(DATA FOR REVIEW Opens)
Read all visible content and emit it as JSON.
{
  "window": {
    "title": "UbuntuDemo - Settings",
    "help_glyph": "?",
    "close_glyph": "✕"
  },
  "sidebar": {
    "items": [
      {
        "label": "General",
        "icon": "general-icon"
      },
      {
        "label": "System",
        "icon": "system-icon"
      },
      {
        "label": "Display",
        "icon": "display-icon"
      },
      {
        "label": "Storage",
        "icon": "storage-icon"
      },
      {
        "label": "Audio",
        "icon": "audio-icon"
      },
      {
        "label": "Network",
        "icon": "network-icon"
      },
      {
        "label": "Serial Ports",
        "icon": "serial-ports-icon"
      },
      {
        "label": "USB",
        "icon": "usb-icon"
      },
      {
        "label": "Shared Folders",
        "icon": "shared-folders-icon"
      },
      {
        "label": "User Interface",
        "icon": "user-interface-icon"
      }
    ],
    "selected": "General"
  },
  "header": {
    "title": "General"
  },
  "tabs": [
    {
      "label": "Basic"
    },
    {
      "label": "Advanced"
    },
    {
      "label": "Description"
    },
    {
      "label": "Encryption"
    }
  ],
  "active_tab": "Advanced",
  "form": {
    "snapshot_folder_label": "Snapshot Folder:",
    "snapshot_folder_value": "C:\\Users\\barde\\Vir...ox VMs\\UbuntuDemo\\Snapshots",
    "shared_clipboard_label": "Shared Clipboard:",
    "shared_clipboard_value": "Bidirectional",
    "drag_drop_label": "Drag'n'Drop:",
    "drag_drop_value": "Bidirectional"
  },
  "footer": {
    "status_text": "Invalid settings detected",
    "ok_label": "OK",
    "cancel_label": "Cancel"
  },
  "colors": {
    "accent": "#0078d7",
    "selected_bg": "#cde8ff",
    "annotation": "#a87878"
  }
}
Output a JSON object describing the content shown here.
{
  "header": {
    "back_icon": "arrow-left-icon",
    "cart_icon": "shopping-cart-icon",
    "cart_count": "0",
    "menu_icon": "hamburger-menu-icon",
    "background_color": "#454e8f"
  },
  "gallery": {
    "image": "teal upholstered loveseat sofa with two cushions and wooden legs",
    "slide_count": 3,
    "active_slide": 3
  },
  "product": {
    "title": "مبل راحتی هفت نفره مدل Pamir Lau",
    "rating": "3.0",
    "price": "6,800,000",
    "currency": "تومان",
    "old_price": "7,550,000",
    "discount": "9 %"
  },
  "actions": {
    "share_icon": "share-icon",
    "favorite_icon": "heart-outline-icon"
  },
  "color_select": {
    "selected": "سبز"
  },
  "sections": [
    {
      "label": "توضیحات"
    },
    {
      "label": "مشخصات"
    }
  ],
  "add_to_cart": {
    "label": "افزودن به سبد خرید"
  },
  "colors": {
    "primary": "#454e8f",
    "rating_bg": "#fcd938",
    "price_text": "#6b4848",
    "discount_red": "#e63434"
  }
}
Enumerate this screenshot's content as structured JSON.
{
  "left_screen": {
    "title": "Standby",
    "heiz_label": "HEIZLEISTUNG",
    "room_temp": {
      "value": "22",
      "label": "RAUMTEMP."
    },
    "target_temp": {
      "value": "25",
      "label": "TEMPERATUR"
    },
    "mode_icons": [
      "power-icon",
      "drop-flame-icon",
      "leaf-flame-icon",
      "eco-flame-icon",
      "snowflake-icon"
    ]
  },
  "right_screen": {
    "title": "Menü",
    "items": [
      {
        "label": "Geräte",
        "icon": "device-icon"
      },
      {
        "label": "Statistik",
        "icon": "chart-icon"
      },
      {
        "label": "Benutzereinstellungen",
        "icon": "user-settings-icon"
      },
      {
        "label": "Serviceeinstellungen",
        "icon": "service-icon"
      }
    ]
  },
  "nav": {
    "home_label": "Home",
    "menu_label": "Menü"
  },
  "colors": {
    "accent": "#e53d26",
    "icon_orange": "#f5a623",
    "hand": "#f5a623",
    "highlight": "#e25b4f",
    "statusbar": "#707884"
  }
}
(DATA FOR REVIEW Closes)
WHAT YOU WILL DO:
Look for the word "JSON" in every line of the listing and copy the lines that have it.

YOUR SOLUTION:
Read all visible content and emit it as JSON.
Output a JSON object describing the content shown here.
Enumerate this screenshot's content as structured JSON.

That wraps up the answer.